Screenplay by: Richard Linklater

Starring: Jack Black, Shirley MacLaine and Matthew McConaughey

Jack Black as "Bernie Tiede" in BERNIE.
Bernie (Jack Black) is an odd sort of fellow. He’s a mortician who sends off the deceased from small town Texas to Heaven in style. Little old ladies love him; he goes to church, donates his time and money and is liked by everybody. He’s quiet, but sings sweetly, and appears to be happy just being himself. Larger-than-life comedians take note of Black’s subdued, character-enlightening and hilarious performance.

Bernie meets wealthy widow Marjorie (Shirley MacLaine) and like with all little old ladies, he wants to make sure that she’s properly cared for during this tough time. The difference is that this time she’s trying to keep distance from his flirtations rather than the other way around. She’s not nice, and the other residents are pretty sure there is only word that suitably describes her.

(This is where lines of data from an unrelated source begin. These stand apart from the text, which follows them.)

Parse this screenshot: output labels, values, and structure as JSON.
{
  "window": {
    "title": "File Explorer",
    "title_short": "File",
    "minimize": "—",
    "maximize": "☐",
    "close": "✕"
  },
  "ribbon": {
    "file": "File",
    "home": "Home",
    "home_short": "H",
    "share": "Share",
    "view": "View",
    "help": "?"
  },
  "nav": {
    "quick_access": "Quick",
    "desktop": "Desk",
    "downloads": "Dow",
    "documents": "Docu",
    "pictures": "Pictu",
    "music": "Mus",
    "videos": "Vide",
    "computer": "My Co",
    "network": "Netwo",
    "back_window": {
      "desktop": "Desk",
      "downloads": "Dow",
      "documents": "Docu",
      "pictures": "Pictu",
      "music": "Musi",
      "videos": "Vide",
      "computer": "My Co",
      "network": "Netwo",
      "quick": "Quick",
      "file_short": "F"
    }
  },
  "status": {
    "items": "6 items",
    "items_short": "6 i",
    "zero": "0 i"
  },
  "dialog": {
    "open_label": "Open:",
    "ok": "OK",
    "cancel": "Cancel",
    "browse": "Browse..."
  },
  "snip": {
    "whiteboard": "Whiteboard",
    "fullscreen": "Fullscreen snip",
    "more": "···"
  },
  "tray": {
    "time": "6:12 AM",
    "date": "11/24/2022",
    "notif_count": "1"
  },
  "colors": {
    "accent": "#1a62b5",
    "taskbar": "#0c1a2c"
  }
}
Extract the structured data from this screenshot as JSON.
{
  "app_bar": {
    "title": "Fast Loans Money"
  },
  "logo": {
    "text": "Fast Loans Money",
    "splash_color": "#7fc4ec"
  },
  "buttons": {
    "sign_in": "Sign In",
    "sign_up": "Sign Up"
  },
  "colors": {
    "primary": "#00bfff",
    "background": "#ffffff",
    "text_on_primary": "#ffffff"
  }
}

She has one son and four grandkids; some of whom have attempted to sue her, and the others have actually sued her.

Matthew McConaughey as "Danny Buck Davidson" and
Larry Jack Dotson as "Reverend Woodward" in BERNIE.
Bernie and Marjorie have a need for each other; money, companionship, and who knows what else. Their relationship is simultaneously unclear and creepy. This is where the plot develops. Bernie is up to something and the townsfolk are either going to stand by their man or paint him as a criminal (or homosexual, because in Carthage, Texas they’re pretty much one in the same). Bernie’s main adversary is District Attorney Danny Buck (Matthew McConaughey). He’s sure that Bernie is gay and he’s also sure that Bernie is up to no good and will pay for whatever crime he has committed. McConaughey was extremely funny and was able to play into his Texas background but was completely different from anything he has done before. There’s something special about an actor who can follow up the success of “Magic Mike” (2012) with something like this.

Linklater has followed this true story to the letter, even using real town residents to introduce us to the character of Bernie. His genius comes through in the writing. The dialogue is unbelievably funny and he uses people’s need to laugh rather than their commitment to empathy to get us to connect to this film. Considering how funny and enjoyable the rest of “Bernie” was, the ending seemed out of place. Upon further reflection, it was exactly the kind of jolt back to reality that was needed.


Suicide Kings (1997) - Crimes, corruption, intrigue and comedy.

Leaves of Grass (2009) - A violent, comedic, crime drama character study.

Me and Orson Welles (2008) - The perfect blend of coming-of-age and theatre.

Miss Nobody (2010) - Murder in a fun, cartoon-like environment.